Klondike Public Forest Access Road (Cusson Drive) (43.3657458°N, 75.989627°W) Google Maps (leaves DEC website)
Rules, Regulations and Outdoor Safety
Practice Leave No Trace (leaves DEC website) principles when recreating on state land to enjoy the outdoors responsibly, minimize impact on the natural resources and avoid conflicts with other users.
How We Manage Klondike State Forest
In the near future Klondike State Forest, along with Orton Hollow State Forest, Stone Hill State Forest and Kasoag State Forest, will be part of the Fish Creek Unit Management Plan. A Unit Management Plan (UMP) guides the DEC's land management activities on several geographically related forests for a ten-year period, although a number of goals and objectives in the plan focus on a much longer time period. Each UMP addresses specific objectives and actions for public use and forest management. If you have questions and/or comments about this UMP, please email us firstname.lastname@example.org.
Klondike State Forest is comprised of mature natural hardwood and northern hardwood-hemlock cover types. The predominant species include red maple, black cherry, white ash, sugar maple and hemlock. There are also conifer plantations throughout the forest consisting of mainly white pine, red pine, larch and spruce plantations that were planted by the Civilian Conservation Corps between the 1930's and the 1950's.
DEC foresters are charged with the responsibility of managing State Forests to enhance and maintain a diverse and healthy forest ecosystem for society and wildlife. As such, forest management is strategically employed to develop a balanced mix of young, middle-aged, and old (late successional) forest types.
The land that is now Klondike State Forest was originally cleared and used for farm land and timber products by European settlers and Revolutionary War Veterans. Unfortunately for many farmers in the area, soil and weather conditions were not fit for intensive agriculture. Shale and sandstone rocks created an area that was moderately rocky with highly acidic soil characteristics. Less than premium soils and prolonged freezing and wet periods made turning a sustainable profit very difficult. As a result, many farmers abandoned their farms and headed out to the Midwest in search of more productive land.

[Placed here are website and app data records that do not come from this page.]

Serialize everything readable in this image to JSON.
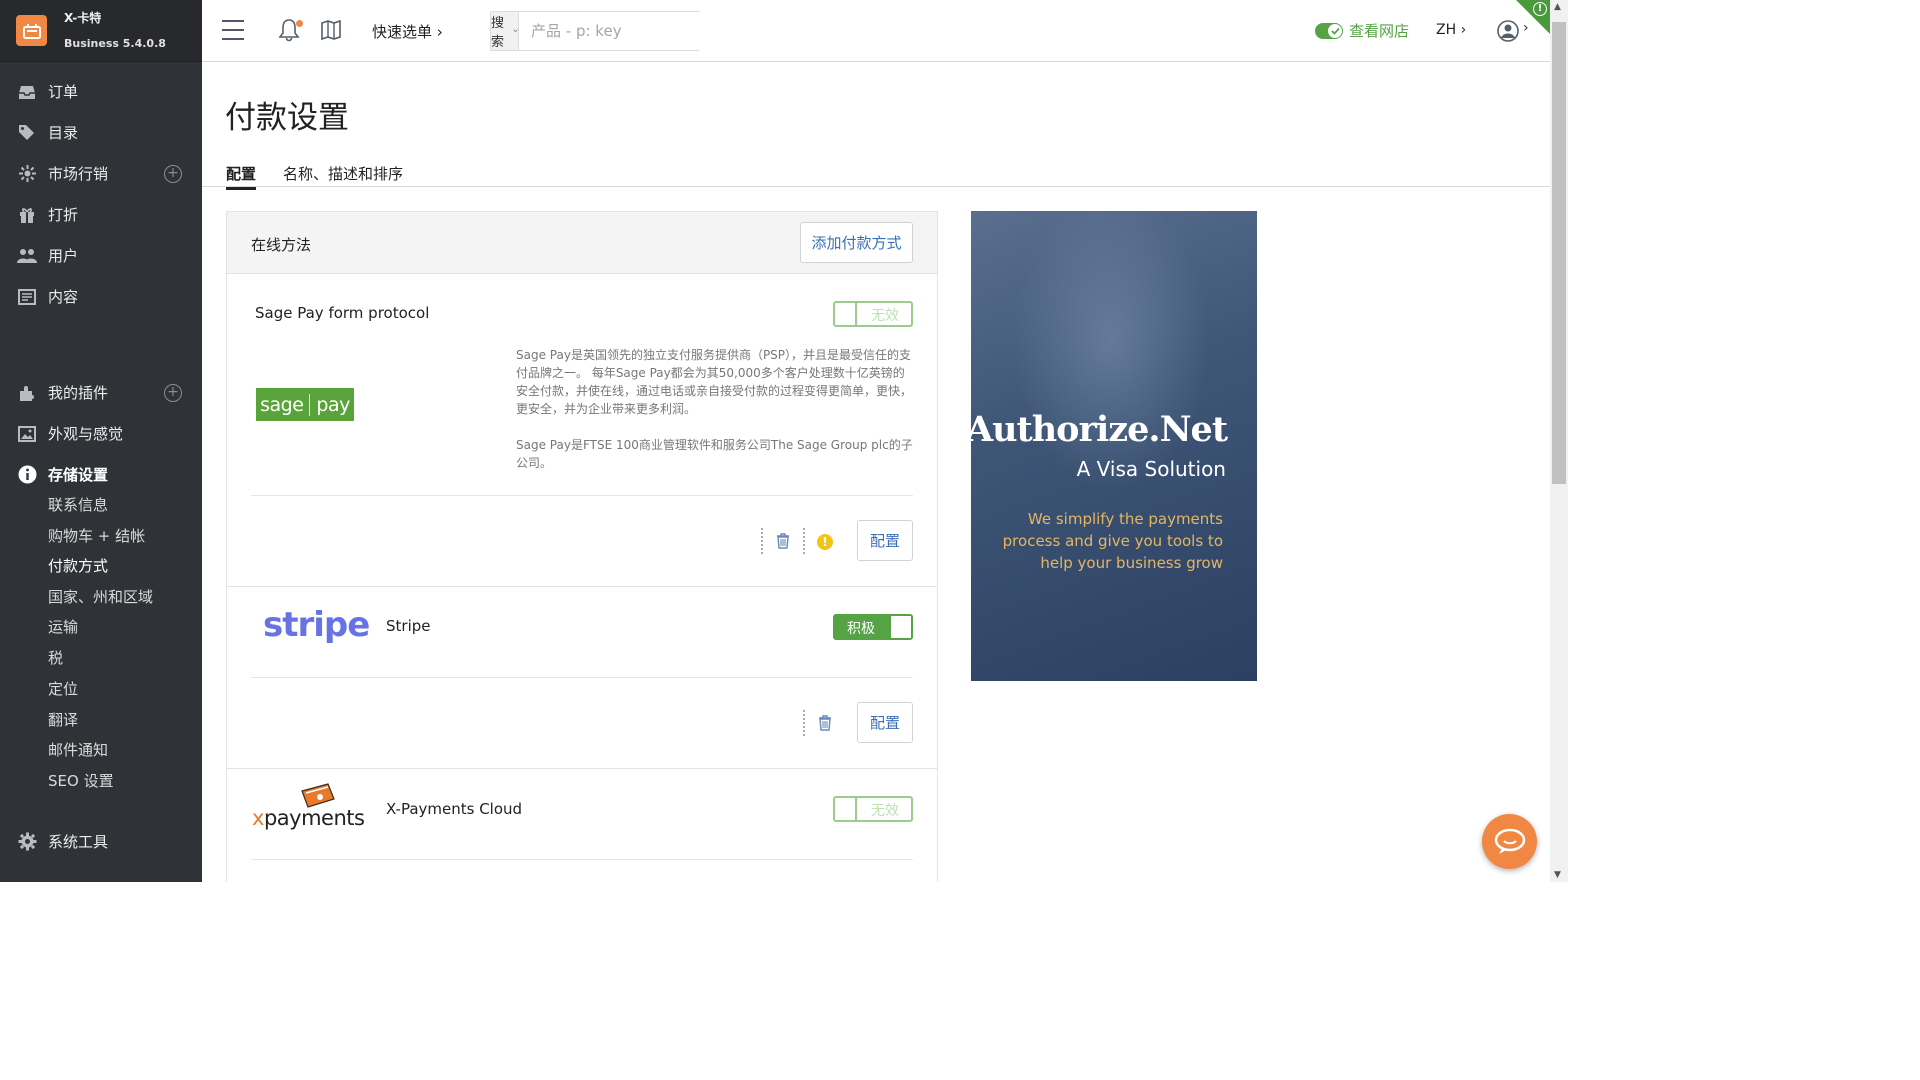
{
  "brand": {
    "name": "X-卡特",
    "version": "Business 5.4.0.8"
  },
  "sidebar": {
    "items": [
      {
        "label": "订单",
        "icon": "inbox-icon"
      },
      {
        "label": "目录",
        "icon": "tags-icon"
      },
      {
        "label": "市场行销",
        "icon": "marketing-icon"
      },
      {
        "label": "打折",
        "icon": "gift-icon"
      },
      {
        "label": "用户",
        "icon": "users-icon"
      },
      {
        "label": "内容",
        "icon": "content-icon"
      },
      {
        "label": "我的插件",
        "icon": "puzzle-icon"
      },
      {
        "label": "外观与感觉",
        "icon": "image-icon"
      },
      {
        "label": "存储设置",
        "icon": "info-icon"
      },
      {
        "label": "系统工具",
        "icon": "gear-icon"
      }
    ],
    "sub_items": [
      "联系信息",
      "购物车 + 结帐",
      "付款方式",
      "国家、州和区域",
      "运输",
      "税",
      "定位",
      "翻译",
      "邮件通知",
      "SEO 设置"
    ]
  },
  "topbar": {
    "quick_menu": "快速选单 ›",
    "search_type": "搜索",
    "search_placeholder": "产品 - p: key",
    "view_store": "查看网店",
    "lang": "ZH ›",
    "user_caret": "›"
  },
  "page": {
    "title": "付款设置",
    "tabs": [
      "配置",
      "名称、描述和排序"
    ]
  },
  "panel": {
    "title": "在线方法",
    "add_button": "添加付款方式",
    "configure_label": "配置",
    "methods": [
      {
        "name": "Sage Pay form protocol",
        "status": "无效",
        "logo_left": "sage",
        "logo_right": "pay",
        "desc1": "Sage Pay是英国领先的独立支付服务提供商（PSP），并且是最受信任的支付品牌之一。 每年Sage Pay都会为其50,000多个客户处理数十亿英镑的安全付款，并使在线，通过电话或亲自接受付款的过程变得更简单，更快，更安全，并为企业带来更多利润。",
        "desc2": "Sage Pay是FTSE 100商业管理软件和服务公司The Sage Group plc的子公司。"
      },
      {
        "name": "Stripe",
        "status": "积极",
        "logo": "stripe"
      },
      {
        "name": "X-Payments Cloud",
        "status": "无效",
        "logo_x": "x",
        "logo_rest": "payments"
      }
    ]
  },
  "ad": {
    "brand": "Authorize.Net",
    "sub": "A Visa Solution",
    "tagline": "We simplify the payments process and give you tools to help your business grow"
  },
  "colors": {
    "sidebar_bg": "#2f3337",
    "accent_orange": "#f08743",
    "active_green": "#56a346",
    "link_blue": "#3b6fb6"
  }
}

The State Reforestation Law of 1929 and the Hewitt Amendment of 1931 set forth new legislation that authorized the Conservation Department to acquire land, by gift or purchase, for reforestation areas. These State Forests, consisting of no less than 500 acres of contiguous land were to be "forever devoted to reforestation and the establishment and maintenance thereon of forests for watershed protection, the production of timber and other forest products, and kindred purposes" (Article 9, Title 5, Environmental Conservation Law).
During the 1930's the majority of Klondike State Forest was purchased under this program by New York State. Lands that had once been cleared for timber and farm land were restored to forests. This reforestation program reduced the problem of soil erosion, protected water quality and provided forest products and recreational opportunities. Today Klondike State Forest provides diverse ecological, recreational, and economic benefits for both society and wildlife.
Nearby Amenities and Attractions
Oswego County Tourism Office (Leaves DEC website)
Gas, food, dining and lodging may be found in the nearby community of Pulaski.
Numerous guide books and maps are available with information on the lands, waters, trails and other recreational facilities in this area. These can be purchased at most outdoor equipment retailers, bookstores, and on-line booksellers.
Additional information, outdoor equipment, trip suggestions and guided or self-guided tours may be obtained from outdoor guide and outfitting businesses. Check area chambers of commerce, telephone directories or search the internet for listings.
Consider hiring an outdoor guide if you have little experience or woodland skills. See the NYS Outdoor Guides Association (leaves DEC website) for information on outdoor guides.